Mike Stanley doesn’t think we necessarily need to find that extra $700 million to $1 billion to fund the Green Line extension into Medford and Somerville.
Wouldn’t it be more convenient, he says, to build a cheaper network of on-demand private pods that you can ride along an elevated track?
He doesn’t think it’s a pod-in-the-sky dream. He and founders of a number of other companies insist “personal rapid transit” is the key to reducing congestion and improving transportation.
Stanley wants to build a 7.4-mile loop of overhead tracks around Cambridge and Somerville. Then, he says, you could hop into a lightweight, automated pod suspended above the street, and ride it nonstop to your destination along the track.
His startup, TransitX, has little funding besides friends and family. But he thinks he can raise enough money to build a system extending into Boston, Cambridge, and Somerville, at the estimated cost of $10 million a mile.
Stanley, who would try to underwrite the project entirely with private funds, says it would cost about $120 million for the loop around Somerville and Cambridge, which he thinks would make more financial sense than the Green Line extension. He doesn’t have a prototype ready, but is hoping to raise money for a local test track.
He’s not the only one pushing similar concepts. Just last month, a Minnesota company called JPods was talking with Boston officials about its personal rapid transit system.
Some politicians think it could be a good idea. State Senator Robert L. Hedlund, a Republican from Weymouth, introduced legislation that would allow such systems to be used in the state.
Personal rapid transit has been around for a while, but completed projects are few and far between. Morgantown, W.Va., home to West Virginia University, has the only one in the United States — and that was built in 1975 with funding from the Federal Transit Administration.
While an elevated-track system costs significantly less than a light rail or a subway line, the costs for a network serving a major city would still easily be in the hundreds of millions of dollars, officials say.
Mike Lester, chief executive of a Minnesota-based personal rapid transit company called Taxi2000, says he thinks cities are just afraid of being the first to install massive infrastructure for a little-known technology.

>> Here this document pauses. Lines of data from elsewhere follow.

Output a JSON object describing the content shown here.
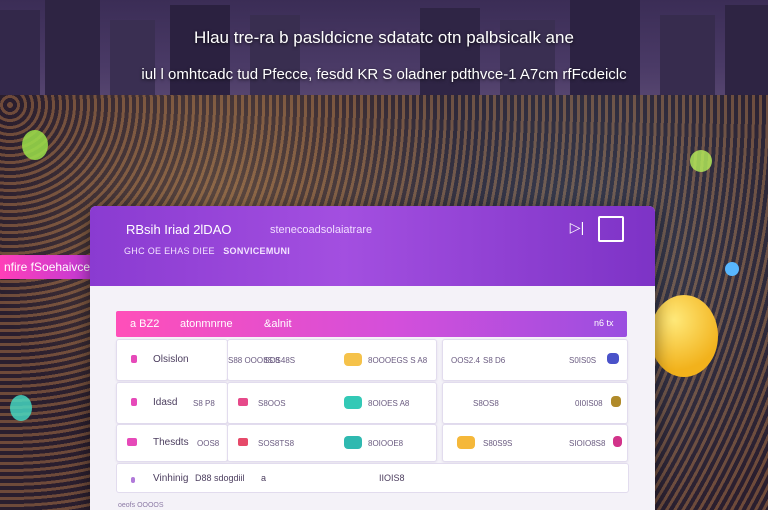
{
  "headline": {
    "line1": "Hlau tre-ra b pasldcicne  sdatatc otn palbsicalk ane",
    "line2": "iul l omhtcadc tud Pfecce,  fesdd KR S oladner pdthvce-1 A7cm rfFcdeiclc"
  },
  "side_banner": "nfire fSoehaivce",
  "card": {
    "title": "RBsih Iriad 2lDAO",
    "subtitle": "stenecoadsolaiatrare",
    "meta_1": "GHC OE EHAS DIEE",
    "meta_2": "SONVICEMUNI",
    "icons": [
      "play-next-icon",
      "window-icon"
    ]
  },
  "toolbar": {
    "col1": "a BZ2",
    "col2": "atonmnrne",
    "col3": "&alnit",
    "right": "n6 tx"
  },
  "rows": [
    {
      "left": {
        "label": "Olsislon",
        "value": "S88 OOOIIS:8"
      },
      "mid": {
        "value": "SOS48S"
      },
      "right": {
        "label": "8OOOEGS S A8"
      },
      "far": {
        "label": "OOS2.4",
        "value": "S8 D6",
        "badge": "S0IS0S"
      }
    },
    {
      "left": {
        "label": "Idasd",
        "value": "S8 P8"
      },
      "mid": {
        "value": "S8OOS"
      },
      "right": {
        "label": "8OIOES A8"
      },
      "far": {
        "label": "",
        "value": "S8OS8",
        "badge": "0I0IS08"
      }
    },
    {
      "left": {
        "label": "Thesdts",
        "value": "OOS8"
      },
      "mid": {
        "value": "SOS8TS8"
      },
      "right": {
        "label": "8OIOOE8"
      },
      "far": {
        "label": "",
        "value": "S80S9S",
        "badge": "SIOIO8S8"
      }
    }
  ],
  "bottom": {
    "label": "Vinhinig",
    "value": "D88 sdogdiil",
    "extra": "a",
    "right": "IIOIS8"
  },
  "footer": "oeofs OOOOS",
  "colors": {
    "accent_purple": "#8a3bd1",
    "accent_pink": "#ff4fb9",
    "card_bg": "#f4f2f8"
  }
}
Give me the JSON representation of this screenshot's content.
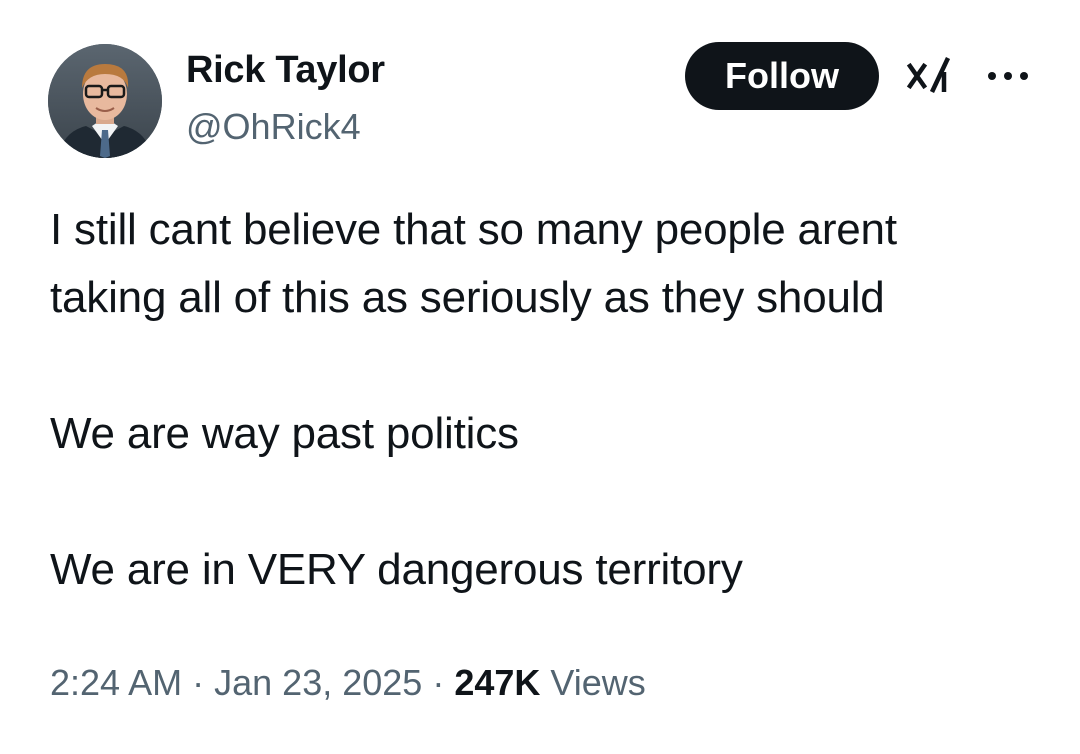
{
  "author": {
    "name": "Rick Taylor",
    "handle": "@OhRick4",
    "avatar_icon": "profile-photo"
  },
  "actions": {
    "follow_label": "Follow",
    "grok_icon": "grok-icon",
    "more_icon": "more-options-icon"
  },
  "tweet": {
    "lines": [
      "I still cant believe that so many people arent",
      "taking all of this as seriously as they should",
      "We are way past politics",
      "We are in VERY dangerous territory"
    ]
  },
  "meta": {
    "time": "2:24 AM",
    "separator": "·",
    "date": "Jan 23, 2025",
    "views_count": "247K",
    "views_label": "Views"
  },
  "colors": {
    "text": "#0f1419",
    "secondary": "#536471",
    "button_bg": "#0f1419",
    "button_text": "#ffffff",
    "background": "#ffffff"
  }
}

He said he believes the systems are on the verge of taking off.
“It used to be, ‘That’s for the future,’ ” he said. “Well, the future is right now.”
T launches recycling effort
The MBTA wants you to recycle — and it wants companies to use its big recycling kiosks to advertise their wares.
Starting last week, patrons traveling through the Red Line’s Alewife Station are faced with two 7-foot-tall kiosks made out of — you guessed it — recycled materials. Almost 3,000 plastic jugs went into making the kiosks, according to Tim Lasker, the T’s sustainability specialist.
T officials made a big show of the new initiative involving MassRecycle, the Massachusetts Beverage Association, and Casella Recycling. Frank DePaola, the agency’s interim general manager, and Cambridge Mayor David Maher joined representatives from the T’s recycling partners Wednesday to unveil the new receptacles.
T officials are hoping the big kiosks will encourage riders to discard their plastic bottles and scrap paper responsibly.
Lasker said the project has been nine months in the making, and is long overdue.
“It’s just the right thing to do,” he said.
The T must pay trash collectors more for removing recyclables from the agency’s stations. But Lasker believes the kiosks will help pay for those extra costs — and maybe even generate revenue for the T — if companies start buying ad space on them.
Until companies take up those spaces for their ads, the kiosks will feature fun facts about recycling.
For example, did you know that recycling one aluminum can will save enough energy to listen to a full album on whatever device you use to listen to music?